WHAT IS NEEDED:
Every record that follows should be written out again without any change.
---*---
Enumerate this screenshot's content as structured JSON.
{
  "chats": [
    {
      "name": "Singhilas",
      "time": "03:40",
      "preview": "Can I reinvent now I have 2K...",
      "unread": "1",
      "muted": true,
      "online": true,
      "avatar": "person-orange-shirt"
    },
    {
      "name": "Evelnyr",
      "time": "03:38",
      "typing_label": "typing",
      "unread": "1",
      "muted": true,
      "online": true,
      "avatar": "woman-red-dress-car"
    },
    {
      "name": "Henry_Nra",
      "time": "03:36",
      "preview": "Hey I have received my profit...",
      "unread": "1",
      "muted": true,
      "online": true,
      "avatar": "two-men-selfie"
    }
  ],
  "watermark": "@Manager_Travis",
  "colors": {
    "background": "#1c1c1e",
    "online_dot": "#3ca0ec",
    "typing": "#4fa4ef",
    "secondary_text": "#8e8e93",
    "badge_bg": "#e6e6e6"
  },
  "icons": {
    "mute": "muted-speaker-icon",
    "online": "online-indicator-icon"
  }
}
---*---
TASK RESPONSE:
Enumerate this screenshot's content as structured JSON.
{
  "chats": [
    {
      "name": "Singhilas",
      "time": "03:40",
      "preview": "Can I reinvent now I have 2K...",
      "unread": "1",
      "muted": true,
      "online": true,
      "avatar": "person-orange-shirt"
    },
    {
      "name": "Evelnyr",
      "time": "03:38",
      "typing_label": "typing",
      "unread": "1",
      "muted": true,
      "online": true,
      "avatar": "woman-red-dress-car"
    },
    {
      "name": "Henry_Nra",
      "time": "03:36",
      "preview": "Hey I have received my profit...",
      "unread": "1",
      "muted": true,
      "online": true,
      "avatar": "two-men-selfie"
    }
  ],
  "watermark": "@Manager_Travis",
  "colors": {
    "background": "#1c1c1e",
    "online_dot": "#3ca0ec",
    "typing": "#4fa4ef",
    "secondary_text": "#8e8e93",
    "badge_bg": "#e6e6e6"
  },
  "icons": {
    "mute": "muted-speaker-icon",
    "online": "online-indicator-icon"
  }
}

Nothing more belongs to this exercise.